The western hook-nosed snake, a small snake endemic to the deserts of the United States and Mexico, is famous for the shape of its snout and for farting to confuse its enemies.

Cobras and rattlesnakes have their deadly venom, constrictors like pythons and Boa have their strong musculature, but the western hook-nosed snake doesn’t have either, so it relies on a more unusual defense mechanism – farting. When threatened, it emits rumbling air bubbles from the cloaca – the common opening for excretion at a snake’s rear end. Known and cloacal popping or defensive flatulence, this strange means of defense is designed to confuse predators long enough for the snakes to escape.

Photo: Ashley Wahlberg/Flickr

Bruce Young, an experimental morphologist at Lafayette College in Easton, Pennsylvania, told Discover Magazine that western hook-nosed snakes produce their characteristic farts by using two sets of muscles to isolate a compressed pocket of air and then contract the cloacal sphincter to forcefully expel it.

The farting sound produced by these small snakes can travel up to 6’6 ft., it’s only about two-tenths of a second long, and is usually repetitive. While not the noisiest farts by human standards – although they tend to produce a higher pitch – to other animals they can be quite confusing.


Western hook-nosed snakes apparently pull no punches when they fart.
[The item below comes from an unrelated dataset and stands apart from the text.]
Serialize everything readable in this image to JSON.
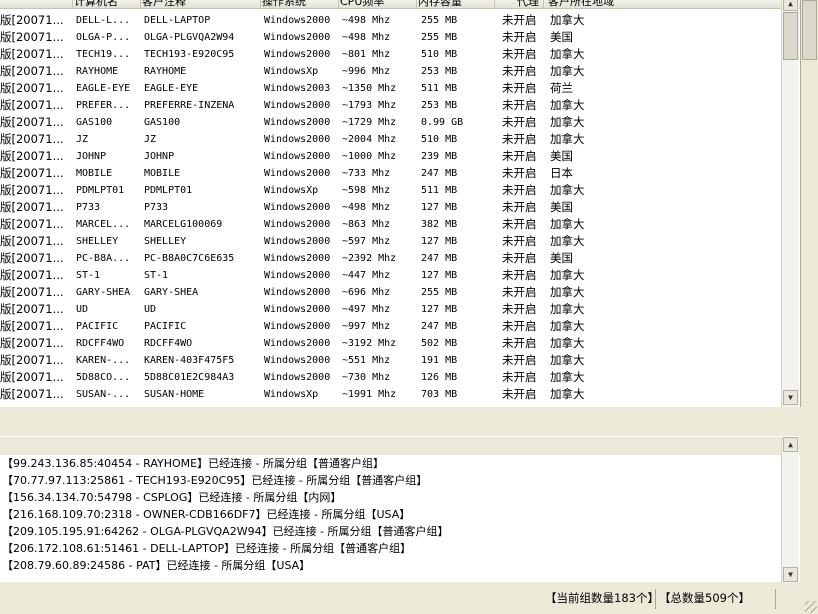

Bruce Young conducted some lab experiments and noticed that some specimens farted so powerfully that they lifted lifted themself off the ground.

“Hook-nosed snakes put so much energy into this pop that in some cases they’ll fling themselves up off the ground,” Young said.


We’ve featured some unique defense mechanisms here on Oddity Central over the years, but this one is right up there with the weirdest of them, even edging out that lizard that shoots blood from its eyes.

The western hook-nosed snake and the Arizona coral snake are the only known snake species known to use cloacal popping as a natural defense mechanism.